It shouldn't need me to tell you there were audible groans. You could probably have heard them in Belgium.
The Prime Minister fought pun with pun, alluding to Labour leader Ed Miliband's resemblance to the Aardman character that is also popular at this time of year.
"The Labour party will have to swap Wallace and Gromit and have The Muppet Christmas Carol instead," said Mr Cameron, placing the bit firmly between his teeth and eyeing his PMQs nemesis. "I have one suggestion – full of Christmas cheer. Everybody knows that the shadow Chancellor does a brilliant job playing Santa at the Christmas party every year. He does an excellent job. Why not give everyone an early Christmas present, make the arrangement permanent and give him the sack?"

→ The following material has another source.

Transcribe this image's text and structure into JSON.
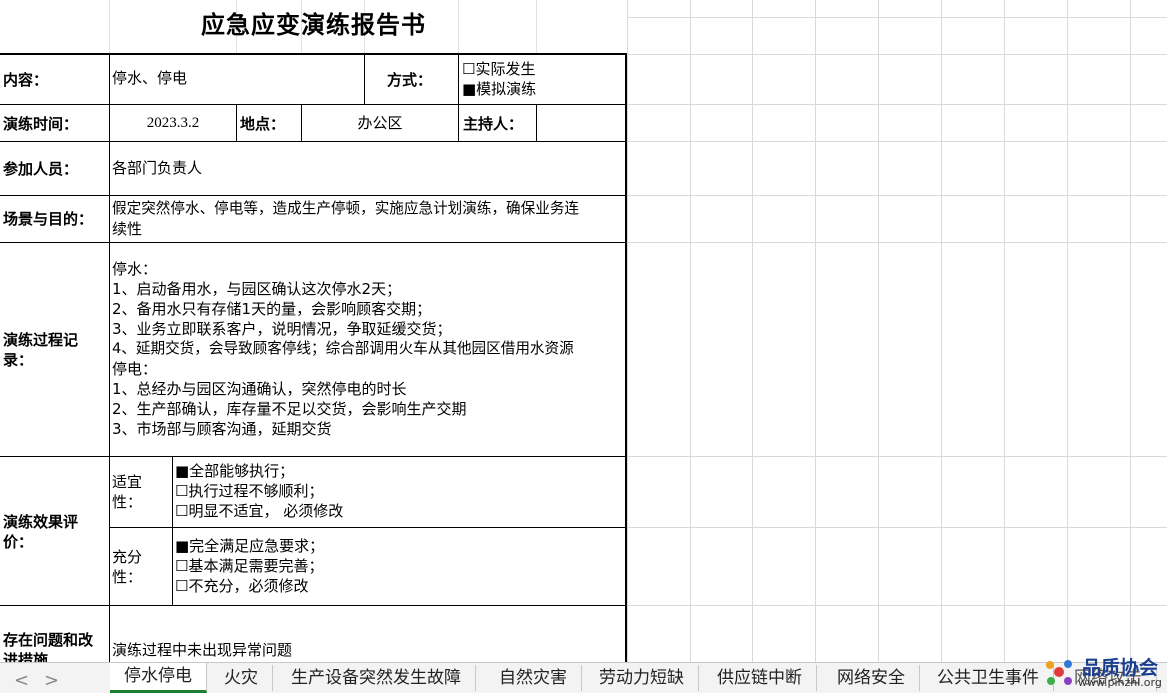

Every Christmas pantomime has its villain. Yet the much-vaunted bad guy of the piece was not in moustache-twirling mood. In fact, the Commons was looking for a new Abanazar to don the tights of evil. Andrew Mitchell, the former Cabinet minister, had been mired in allegations he called a Downing Street police officer a "pleb". However, on Tuesday night, a Channel 4 News investigation cast doubt on the corroboration of the claims. A week ago, "Thrasher" Mitchell was a political pariah. Barely any of his colleagues would buy him a cup of tea. Yesterday, standing proudly at the Commons bar, it was back pats aplenty. MPs are a fickle a bunch.